**EXERCISE BRIEF:** Repeat each entry word for word. Leave any images out of the copy.

BEGIN DATA SECTION

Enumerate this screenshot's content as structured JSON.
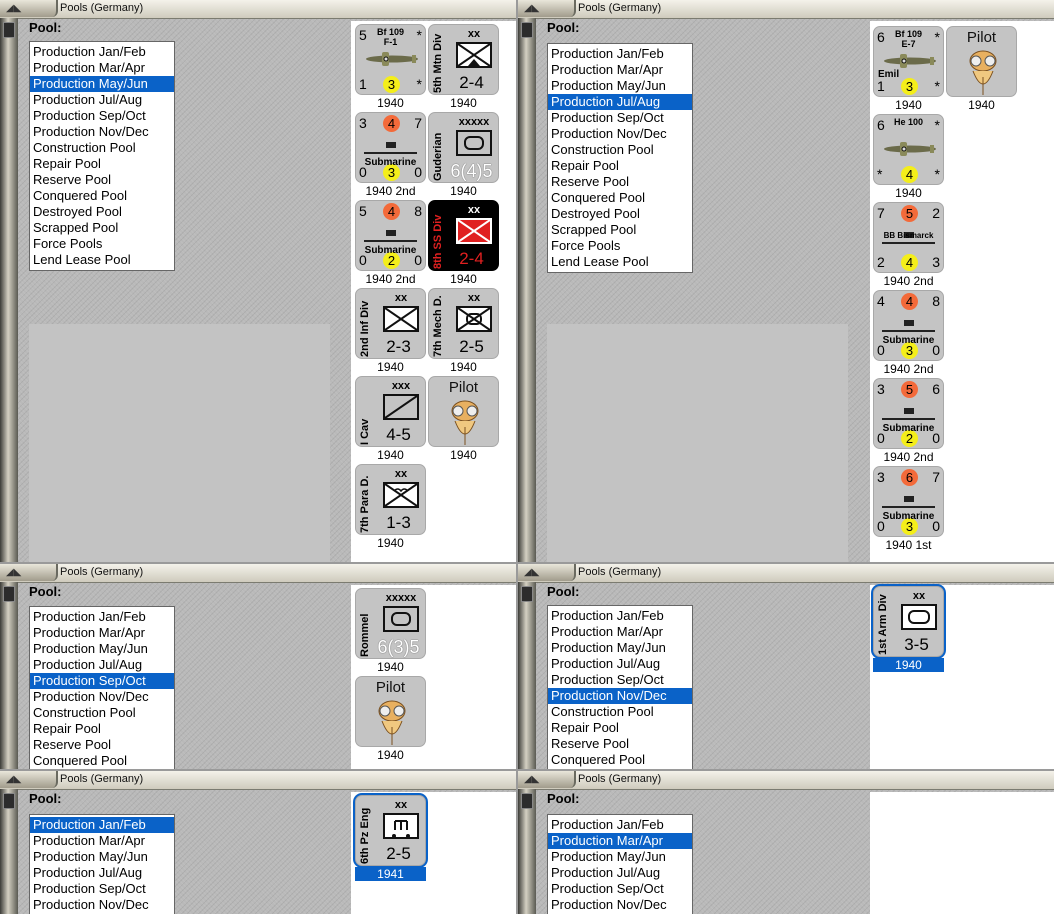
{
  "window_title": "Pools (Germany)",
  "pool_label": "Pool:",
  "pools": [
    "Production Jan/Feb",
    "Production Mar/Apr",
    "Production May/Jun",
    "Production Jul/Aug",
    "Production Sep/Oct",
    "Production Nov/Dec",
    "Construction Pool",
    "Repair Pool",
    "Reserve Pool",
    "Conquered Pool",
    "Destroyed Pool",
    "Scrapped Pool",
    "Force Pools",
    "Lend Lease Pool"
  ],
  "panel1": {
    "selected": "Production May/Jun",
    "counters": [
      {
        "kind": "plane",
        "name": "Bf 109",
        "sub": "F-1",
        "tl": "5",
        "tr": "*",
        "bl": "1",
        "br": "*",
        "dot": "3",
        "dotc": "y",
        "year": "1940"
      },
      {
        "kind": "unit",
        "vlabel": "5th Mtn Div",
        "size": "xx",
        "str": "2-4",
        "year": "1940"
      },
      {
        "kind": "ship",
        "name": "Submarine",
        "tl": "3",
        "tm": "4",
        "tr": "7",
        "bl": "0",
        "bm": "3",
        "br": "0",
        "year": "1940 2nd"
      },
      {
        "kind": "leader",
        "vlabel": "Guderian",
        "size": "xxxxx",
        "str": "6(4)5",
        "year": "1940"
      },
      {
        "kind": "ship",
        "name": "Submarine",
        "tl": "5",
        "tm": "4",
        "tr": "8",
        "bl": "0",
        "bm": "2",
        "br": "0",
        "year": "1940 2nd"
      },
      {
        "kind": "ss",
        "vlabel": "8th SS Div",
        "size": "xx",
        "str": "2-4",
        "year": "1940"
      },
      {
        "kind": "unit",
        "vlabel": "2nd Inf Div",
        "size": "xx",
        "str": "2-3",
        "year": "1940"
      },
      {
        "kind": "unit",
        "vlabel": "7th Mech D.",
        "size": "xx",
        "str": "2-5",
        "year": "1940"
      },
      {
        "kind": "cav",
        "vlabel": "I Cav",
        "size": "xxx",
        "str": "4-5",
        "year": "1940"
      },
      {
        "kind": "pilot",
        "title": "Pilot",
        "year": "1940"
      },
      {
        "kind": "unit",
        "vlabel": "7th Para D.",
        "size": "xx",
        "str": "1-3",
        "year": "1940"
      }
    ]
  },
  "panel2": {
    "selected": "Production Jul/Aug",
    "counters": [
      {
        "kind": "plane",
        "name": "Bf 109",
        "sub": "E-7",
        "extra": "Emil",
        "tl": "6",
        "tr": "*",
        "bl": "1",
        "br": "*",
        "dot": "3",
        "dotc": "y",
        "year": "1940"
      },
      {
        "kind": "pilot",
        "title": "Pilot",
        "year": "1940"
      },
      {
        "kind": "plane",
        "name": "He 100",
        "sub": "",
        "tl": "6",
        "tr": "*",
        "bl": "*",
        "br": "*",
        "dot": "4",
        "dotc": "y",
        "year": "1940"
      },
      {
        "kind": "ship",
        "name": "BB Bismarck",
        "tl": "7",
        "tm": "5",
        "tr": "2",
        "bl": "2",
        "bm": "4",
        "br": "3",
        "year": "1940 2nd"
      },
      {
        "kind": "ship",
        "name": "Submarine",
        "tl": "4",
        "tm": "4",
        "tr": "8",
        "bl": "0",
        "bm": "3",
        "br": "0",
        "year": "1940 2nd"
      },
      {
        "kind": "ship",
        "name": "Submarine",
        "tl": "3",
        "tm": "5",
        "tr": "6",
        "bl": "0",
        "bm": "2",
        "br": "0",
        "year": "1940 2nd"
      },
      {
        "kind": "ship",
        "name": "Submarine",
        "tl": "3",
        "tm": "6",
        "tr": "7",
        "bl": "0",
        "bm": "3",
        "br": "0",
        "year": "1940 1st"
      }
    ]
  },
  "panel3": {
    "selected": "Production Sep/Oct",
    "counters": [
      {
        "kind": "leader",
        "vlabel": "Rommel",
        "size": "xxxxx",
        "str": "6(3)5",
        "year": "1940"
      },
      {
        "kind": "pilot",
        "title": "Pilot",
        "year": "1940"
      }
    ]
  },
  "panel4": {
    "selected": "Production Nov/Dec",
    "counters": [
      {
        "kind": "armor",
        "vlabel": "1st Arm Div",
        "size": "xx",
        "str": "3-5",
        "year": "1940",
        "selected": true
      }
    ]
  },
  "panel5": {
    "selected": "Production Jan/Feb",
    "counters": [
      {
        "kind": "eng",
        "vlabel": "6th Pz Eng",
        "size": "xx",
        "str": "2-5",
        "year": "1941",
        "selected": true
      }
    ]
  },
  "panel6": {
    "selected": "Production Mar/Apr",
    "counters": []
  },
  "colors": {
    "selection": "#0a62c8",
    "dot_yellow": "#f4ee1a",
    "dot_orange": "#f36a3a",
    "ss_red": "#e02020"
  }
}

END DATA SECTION

**RESULT OF THE EXERCISE:**
Enumerate this screenshot's content as structured JSON.
{
  "window_title": "Pools (Germany)",
  "pool_label": "Pool:",
  "pools": [
    "Production Jan/Feb",
    "Production Mar/Apr",
    "Production May/Jun",
    "Production Jul/Aug",
    "Production Sep/Oct",
    "Production Nov/Dec",
    "Construction Pool",
    "Repair Pool",
    "Reserve Pool",
    "Conquered Pool",
    "Destroyed Pool",
    "Scrapped Pool",
    "Force Pools",
    "Lend Lease Pool"
  ],
  "panel1": {
    "selected": "Production May/Jun",
    "counters": [
      {
        "kind": "plane",
        "name": "Bf 109",
        "sub": "F-1",
        "tl": "5",
        "tr": "*",
        "bl": "1",
        "br": "*",
        "dot": "3",
        "dotc": "y",
        "year": "1940"
      },
      {
        "kind": "unit",
        "vlabel": "5th Mtn Div",
        "size": "xx",
        "str": "2-4",
        "year": "1940"
      },
      {
        "kind": "ship",
        "name": "Submarine",
        "tl": "3",
        "tm": "4",
        "tr": "7",
        "bl": "0",
        "bm": "3",
        "br": "0",
        "year": "1940 2nd"
      },
      {
        "kind": "leader",
        "vlabel": "Guderian",
        "size": "xxxxx",
        "str": "6(4)5",
        "year": "1940"
      },
      {
        "kind": "ship",
        "name": "Submarine",
        "tl": "5",
        "tm": "4",
        "tr": "8",
        "bl": "0",
        "bm": "2",
        "br": "0",
        "year": "1940 2nd"
      },
      {
        "kind": "ss",
        "vlabel": "8th SS Div",
        "size": "xx",
        "str": "2-4",
        "year": "1940"
      },
      {
        "kind": "unit",
        "vlabel": "2nd Inf Div",
        "size": "xx",
        "str": "2-3",
        "year": "1940"
      },
      {
        "kind": "unit",
        "vlabel": "7th Mech D.",
        "size": "xx",
        "str": "2-5",
        "year": "1940"
      },
      {
        "kind": "cav",
        "vlabel": "I Cav",
        "size": "xxx",
        "str": "4-5",
        "year": "1940"
      },
      {
        "kind": "pilot",
        "title": "Pilot",
        "year": "1940"
      },
      {
        "kind": "unit",
        "vlabel": "7th Para D.",
        "size": "xx",
        "str": "1-3",
        "year": "1940"
      }
    ]
  },
  "panel2": {
    "selected": "Production Jul/Aug",
    "counters": [
      {
        "kind": "plane",
        "name": "Bf 109",
        "sub": "E-7",
        "extra": "Emil",
        "tl": "6",
        "tr": "*",
        "bl": "1",
        "br": "*",
        "dot": "3",
        "dotc": "y",
        "year": "1940"
      },
      {
        "kind": "pilot",
        "title": "Pilot",
        "year": "1940"
      },
      {
        "kind": "plane",
        "name": "He 100",
        "sub": "",
        "tl": "6",
        "tr": "*",
        "bl": "*",
        "br": "*",
        "dot": "4",
        "dotc": "y",
        "year": "1940"
      },
      {
        "kind": "ship",
        "name": "BB Bismarck",
        "tl": "7",
        "tm": "5",
        "tr": "2",
        "bl": "2",
        "bm": "4",
        "br": "3",
        "year": "1940 2nd"
      },
      {
        "kind": "ship",
        "name": "Submarine",
        "tl": "4",
        "tm": "4",
        "tr": "8",
        "bl": "0",
        "bm": "3",
        "br": "0",
        "year": "1940 2nd"
      },
      {
        "kind": "ship",
        "name": "Submarine",
        "tl": "3",
        "tm": "5",
        "tr": "6",
        "bl": "0",
        "bm": "2",
        "br": "0",
        "year": "1940 2nd"
      },
      {
        "kind": "ship",
        "name": "Submarine",
        "tl": "3",
        "tm": "6",
        "tr": "7",
        "bl": "0",
        "bm": "3",
        "br": "0",
        "year": "1940 1st"
      }
    ]
  },
  "panel3": {
    "selected": "Production Sep/Oct",
    "counters": [
      {
        "kind": "leader",
        "vlabel": "Rommel",
        "size": "xxxxx",
        "str": "6(3)5",
        "year": "1940"
      },
      {
        "kind": "pilot",
        "title": "Pilot",
        "year": "1940"
      }
    ]
  },
  "panel4": {
    "selected": "Production Nov/Dec",
    "counters": [
      {
        "kind": "armor",
        "vlabel": "1st Arm Div",
        "size": "xx",
        "str": "3-5",
        "year": "1940",
        "selected": true
      }
    ]
  },
  "panel5": {
    "selected": "Production Jan/Feb",
    "counters": [
      {
        "kind": "eng",
        "vlabel": "6th Pz Eng",
        "size": "xx",
        "str": "2-5",
        "year": "1941",
        "selected": true
      }
    ]
  },
  "panel6": {
    "selected": "Production Mar/Apr",
    "counters": []
  },
  "colors": {
    "selection": "#0a62c8",
    "dot_yellow": "#f4ee1a",
    "dot_orange": "#f36a3a",
    "ss_red": "#e02020"
  }
}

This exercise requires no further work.